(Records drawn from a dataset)
Content starts

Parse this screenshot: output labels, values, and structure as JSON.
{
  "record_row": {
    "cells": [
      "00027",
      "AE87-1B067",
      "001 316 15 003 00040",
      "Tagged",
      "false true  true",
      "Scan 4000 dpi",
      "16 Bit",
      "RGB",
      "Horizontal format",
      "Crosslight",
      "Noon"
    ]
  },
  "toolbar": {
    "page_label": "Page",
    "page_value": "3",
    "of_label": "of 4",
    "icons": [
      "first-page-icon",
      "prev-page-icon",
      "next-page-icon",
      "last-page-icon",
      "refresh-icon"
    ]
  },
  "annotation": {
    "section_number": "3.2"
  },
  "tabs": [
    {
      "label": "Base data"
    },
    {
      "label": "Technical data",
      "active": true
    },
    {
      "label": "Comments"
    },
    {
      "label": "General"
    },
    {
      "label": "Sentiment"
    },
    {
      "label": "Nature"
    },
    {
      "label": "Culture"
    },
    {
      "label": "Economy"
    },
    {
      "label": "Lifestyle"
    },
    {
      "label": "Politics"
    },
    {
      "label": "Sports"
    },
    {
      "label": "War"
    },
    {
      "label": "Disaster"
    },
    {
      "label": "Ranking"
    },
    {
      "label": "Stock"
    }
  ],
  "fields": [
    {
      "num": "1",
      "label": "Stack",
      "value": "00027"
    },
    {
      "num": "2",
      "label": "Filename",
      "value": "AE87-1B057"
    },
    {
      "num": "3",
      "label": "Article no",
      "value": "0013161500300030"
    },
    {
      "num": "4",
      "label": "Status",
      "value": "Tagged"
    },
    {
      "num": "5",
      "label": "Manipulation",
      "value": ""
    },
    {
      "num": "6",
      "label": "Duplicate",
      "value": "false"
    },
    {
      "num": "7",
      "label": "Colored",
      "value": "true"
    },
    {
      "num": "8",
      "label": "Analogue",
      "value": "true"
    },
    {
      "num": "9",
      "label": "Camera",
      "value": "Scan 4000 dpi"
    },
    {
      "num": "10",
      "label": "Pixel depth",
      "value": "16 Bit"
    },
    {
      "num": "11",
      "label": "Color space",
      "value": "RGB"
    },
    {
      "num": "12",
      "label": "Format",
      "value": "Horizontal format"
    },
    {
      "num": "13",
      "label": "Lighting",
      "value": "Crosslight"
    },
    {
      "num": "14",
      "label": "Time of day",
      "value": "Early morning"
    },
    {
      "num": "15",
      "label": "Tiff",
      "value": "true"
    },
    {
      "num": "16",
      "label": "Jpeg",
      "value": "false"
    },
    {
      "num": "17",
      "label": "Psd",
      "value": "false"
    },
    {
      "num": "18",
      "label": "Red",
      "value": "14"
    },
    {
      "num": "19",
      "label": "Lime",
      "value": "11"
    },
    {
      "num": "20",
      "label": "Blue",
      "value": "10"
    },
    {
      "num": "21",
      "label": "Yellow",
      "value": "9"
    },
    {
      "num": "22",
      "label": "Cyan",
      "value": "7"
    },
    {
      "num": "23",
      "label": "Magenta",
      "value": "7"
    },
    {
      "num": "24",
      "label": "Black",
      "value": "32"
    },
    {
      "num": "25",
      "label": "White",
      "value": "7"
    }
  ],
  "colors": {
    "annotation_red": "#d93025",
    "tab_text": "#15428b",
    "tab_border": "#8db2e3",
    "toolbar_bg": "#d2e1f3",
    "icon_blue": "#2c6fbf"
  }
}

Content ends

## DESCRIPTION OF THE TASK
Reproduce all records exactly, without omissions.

## ANSWER SECTION
Parse this screenshot: output labels, values, and structure as JSON.
{
  "record_row": {
    "cells": [
      "00027",
      "AE87-1B067",
      "001 316 15 003 00040",
      "Tagged",
      "false true  true",
      "Scan 4000 dpi",
      "16 Bit",
      "RGB",
      "Horizontal format",
      "Crosslight",
      "Noon"
    ]
  },
  "toolbar": {
    "page_label": "Page",
    "page_value": "3",
    "of_label": "of 4",
    "icons": [
      "first-page-icon",
      "prev-page-icon",
      "next-page-icon",
      "last-page-icon",
      "refresh-icon"
    ]
  },
  "annotation": {
    "section_number": "3.2"
  },
  "tabs": [
    {
      "label": "Base data"
    },
    {
      "label": "Technical data",
      "active": true
    },
    {
      "label": "Comments"
    },
    {
      "label": "General"
    },
    {
      "label": "Sentiment"
    },
    {
      "label": "Nature"
    },
    {
      "label": "Culture"
    },
    {
      "label": "Economy"
    },
    {
      "label": "Lifestyle"
    },
    {
      "label": "Politics"
    },
    {
      "label": "Sports"
    },
    {
      "label": "War"
    },
    {
      "label": "Disaster"
    },
    {
      "label": "Ranking"
    },
    {
      "label": "Stock"
    }
  ],
  "fields": [
    {
      "num": "1",
      "label": "Stack",
      "value": "00027"
    },
    {
      "num": "2",
      "label": "Filename",
      "value": "AE87-1B057"
    },
    {
      "num": "3",
      "label": "Article no",
      "value": "0013161500300030"
    },
    {
      "num": "4",
      "label": "Status",
      "value": "Tagged"
    },
    {
      "num": "5",
      "label": "Manipulation",
      "value": ""
    },
    {
      "num": "6",
      "label": "Duplicate",
      "value": "false"
    },
    {
      "num": "7",
      "label": "Colored",
      "value": "true"
    },
    {
      "num": "8",
      "label": "Analogue",
      "value": "true"
    },
    {
      "num": "9",
      "label": "Camera",
      "value": "Scan 4000 dpi"
    },
    {
      "num": "10",
      "label": "Pixel depth",
      "value": "16 Bit"
    },
    {
      "num": "11",
      "label": "Color space",
      "value": "RGB"
    },
    {
      "num": "12",
      "label": "Format",
      "value": "Horizontal format"
    },
    {
      "num": "13",
      "label": "Lighting",
      "value": "Crosslight"
    },
    {
      "num": "14",
      "label": "Time of day",
      "value": "Early morning"
    },
    {
      "num": "15",
      "label": "Tiff",
      "value": "true"
    },
    {
      "num": "16",
      "label": "Jpeg",
      "value": "false"
    },
    {
      "num": "17",
      "label": "Psd",
      "value": "false"
    },
    {
      "num": "18",
      "label": "Red",
      "value": "14"
    },
    {
      "num": "19",
      "label": "Lime",
      "value": "11"
    },
    {
      "num": "20",
      "label": "Blue",
      "value": "10"
    },
    {
      "num": "21",
      "label": "Yellow",
      "value": "9"
    },
    {
      "num": "22",
      "label": "Cyan",
      "value": "7"
    },
    {
      "num": "23",
      "label": "Magenta",
      "value": "7"
    },
    {
      "num": "24",
      "label": "Black",
      "value": "32"
    },
    {
      "num": "25",
      "label": "White",
      "value": "7"
    }
  ],
  "colors": {
    "annotation_red": "#d93025",
    "tab_text": "#15428b",
    "tab_border": "#8db2e3",
    "toolbar_bg": "#d2e1f3",
    "icon_blue": "#2c6fbf"
  }
}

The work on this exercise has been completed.